++++ EXCERPTED RECORDS

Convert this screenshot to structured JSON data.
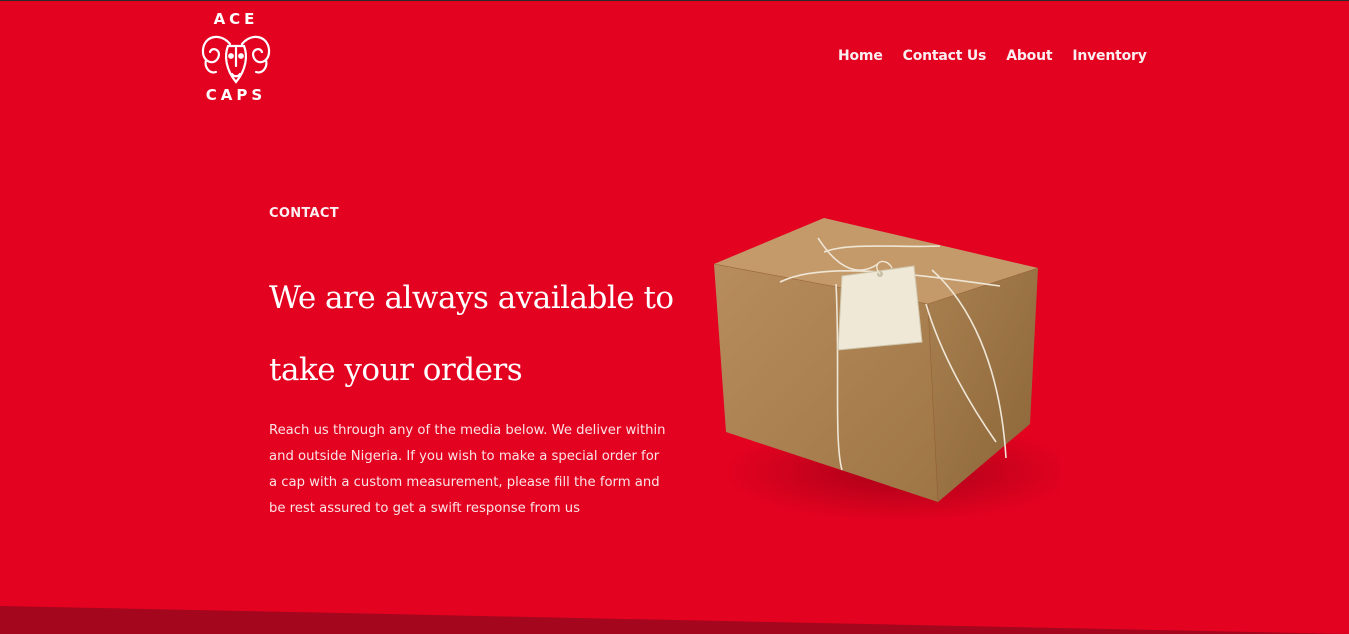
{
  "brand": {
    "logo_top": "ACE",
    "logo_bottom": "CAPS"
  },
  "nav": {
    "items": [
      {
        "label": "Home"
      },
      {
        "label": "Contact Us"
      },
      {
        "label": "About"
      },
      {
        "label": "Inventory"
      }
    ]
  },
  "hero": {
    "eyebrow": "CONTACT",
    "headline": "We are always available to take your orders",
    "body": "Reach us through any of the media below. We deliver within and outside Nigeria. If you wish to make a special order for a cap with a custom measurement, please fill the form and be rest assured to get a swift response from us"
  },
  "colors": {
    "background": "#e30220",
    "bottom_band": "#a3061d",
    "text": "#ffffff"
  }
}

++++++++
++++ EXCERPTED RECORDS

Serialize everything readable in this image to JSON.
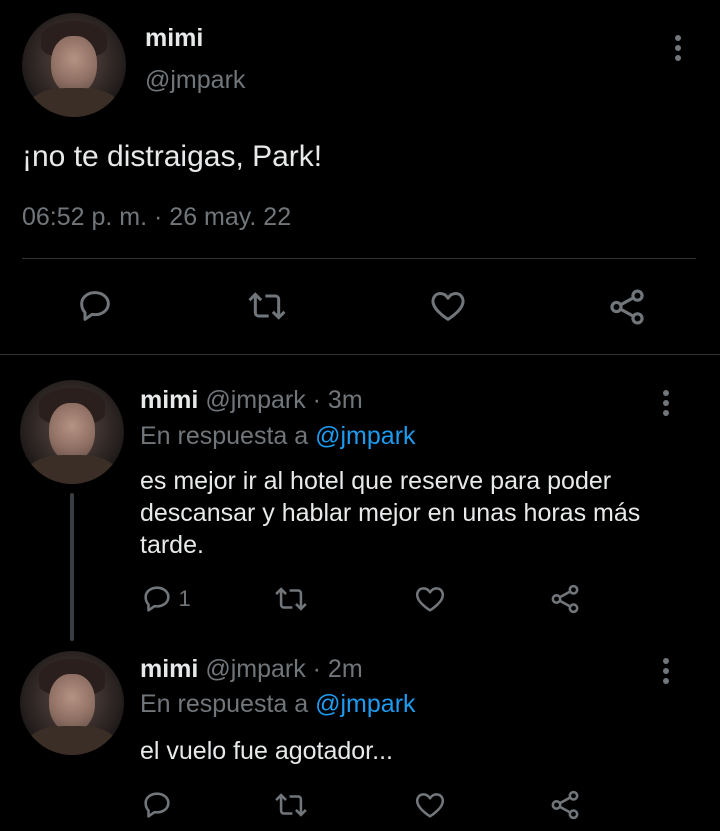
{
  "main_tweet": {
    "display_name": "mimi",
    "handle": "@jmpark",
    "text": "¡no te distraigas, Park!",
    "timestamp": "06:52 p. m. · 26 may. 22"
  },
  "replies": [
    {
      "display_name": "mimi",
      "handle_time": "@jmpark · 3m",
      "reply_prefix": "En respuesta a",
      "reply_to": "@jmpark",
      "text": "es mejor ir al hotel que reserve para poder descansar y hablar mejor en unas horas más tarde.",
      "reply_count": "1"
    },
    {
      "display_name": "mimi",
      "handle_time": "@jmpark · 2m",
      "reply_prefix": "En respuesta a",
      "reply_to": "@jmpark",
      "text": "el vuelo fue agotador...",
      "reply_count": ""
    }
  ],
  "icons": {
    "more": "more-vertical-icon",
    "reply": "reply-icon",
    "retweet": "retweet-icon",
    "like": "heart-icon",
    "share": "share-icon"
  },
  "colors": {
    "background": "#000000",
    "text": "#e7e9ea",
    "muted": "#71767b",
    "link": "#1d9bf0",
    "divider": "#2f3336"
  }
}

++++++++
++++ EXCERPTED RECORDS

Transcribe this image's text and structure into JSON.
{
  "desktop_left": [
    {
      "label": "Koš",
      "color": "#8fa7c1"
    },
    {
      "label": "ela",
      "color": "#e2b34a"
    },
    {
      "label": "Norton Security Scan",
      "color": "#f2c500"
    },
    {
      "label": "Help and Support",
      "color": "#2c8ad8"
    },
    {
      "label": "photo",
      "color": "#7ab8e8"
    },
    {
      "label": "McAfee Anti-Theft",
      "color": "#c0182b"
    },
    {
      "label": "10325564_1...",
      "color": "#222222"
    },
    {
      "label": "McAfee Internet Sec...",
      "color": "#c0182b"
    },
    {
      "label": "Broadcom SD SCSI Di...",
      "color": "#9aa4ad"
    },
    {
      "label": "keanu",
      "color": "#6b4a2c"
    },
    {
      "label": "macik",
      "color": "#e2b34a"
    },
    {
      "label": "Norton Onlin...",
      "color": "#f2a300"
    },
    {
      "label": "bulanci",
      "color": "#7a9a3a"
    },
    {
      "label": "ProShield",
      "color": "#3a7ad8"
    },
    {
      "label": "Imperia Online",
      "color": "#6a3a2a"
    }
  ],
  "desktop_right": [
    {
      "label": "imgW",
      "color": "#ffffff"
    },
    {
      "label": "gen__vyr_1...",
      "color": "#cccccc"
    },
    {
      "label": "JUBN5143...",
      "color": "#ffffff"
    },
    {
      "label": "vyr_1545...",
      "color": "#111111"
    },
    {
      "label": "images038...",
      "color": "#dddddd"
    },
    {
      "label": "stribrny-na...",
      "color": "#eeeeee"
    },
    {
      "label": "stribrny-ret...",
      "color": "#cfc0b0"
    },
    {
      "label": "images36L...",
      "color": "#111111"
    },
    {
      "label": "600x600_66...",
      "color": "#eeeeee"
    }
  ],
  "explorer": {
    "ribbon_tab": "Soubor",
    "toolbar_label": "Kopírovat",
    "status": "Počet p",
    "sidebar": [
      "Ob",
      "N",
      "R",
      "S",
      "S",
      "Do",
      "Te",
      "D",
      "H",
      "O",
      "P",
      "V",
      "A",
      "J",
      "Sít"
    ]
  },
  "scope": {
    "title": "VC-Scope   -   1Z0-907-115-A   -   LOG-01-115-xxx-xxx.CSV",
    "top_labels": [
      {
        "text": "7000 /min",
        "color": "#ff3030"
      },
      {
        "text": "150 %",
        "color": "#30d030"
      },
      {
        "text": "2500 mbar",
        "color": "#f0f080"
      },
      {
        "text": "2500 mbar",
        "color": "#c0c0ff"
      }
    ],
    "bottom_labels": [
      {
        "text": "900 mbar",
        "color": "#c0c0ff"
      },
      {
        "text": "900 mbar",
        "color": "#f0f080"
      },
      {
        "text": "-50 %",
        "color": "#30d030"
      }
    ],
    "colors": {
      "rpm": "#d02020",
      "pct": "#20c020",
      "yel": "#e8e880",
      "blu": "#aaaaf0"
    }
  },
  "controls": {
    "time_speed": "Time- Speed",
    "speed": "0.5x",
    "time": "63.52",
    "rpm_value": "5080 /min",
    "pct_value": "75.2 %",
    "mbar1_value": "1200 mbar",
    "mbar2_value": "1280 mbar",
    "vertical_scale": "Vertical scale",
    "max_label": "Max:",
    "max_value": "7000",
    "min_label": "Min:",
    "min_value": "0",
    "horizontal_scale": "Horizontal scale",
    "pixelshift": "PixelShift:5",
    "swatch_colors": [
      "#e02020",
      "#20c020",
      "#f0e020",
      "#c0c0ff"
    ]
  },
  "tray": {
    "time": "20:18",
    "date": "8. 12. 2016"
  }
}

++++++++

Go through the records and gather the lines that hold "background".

_ANSWER TO THIS PROBLEM_
    "background": "#e30220",
    "background": "#000000",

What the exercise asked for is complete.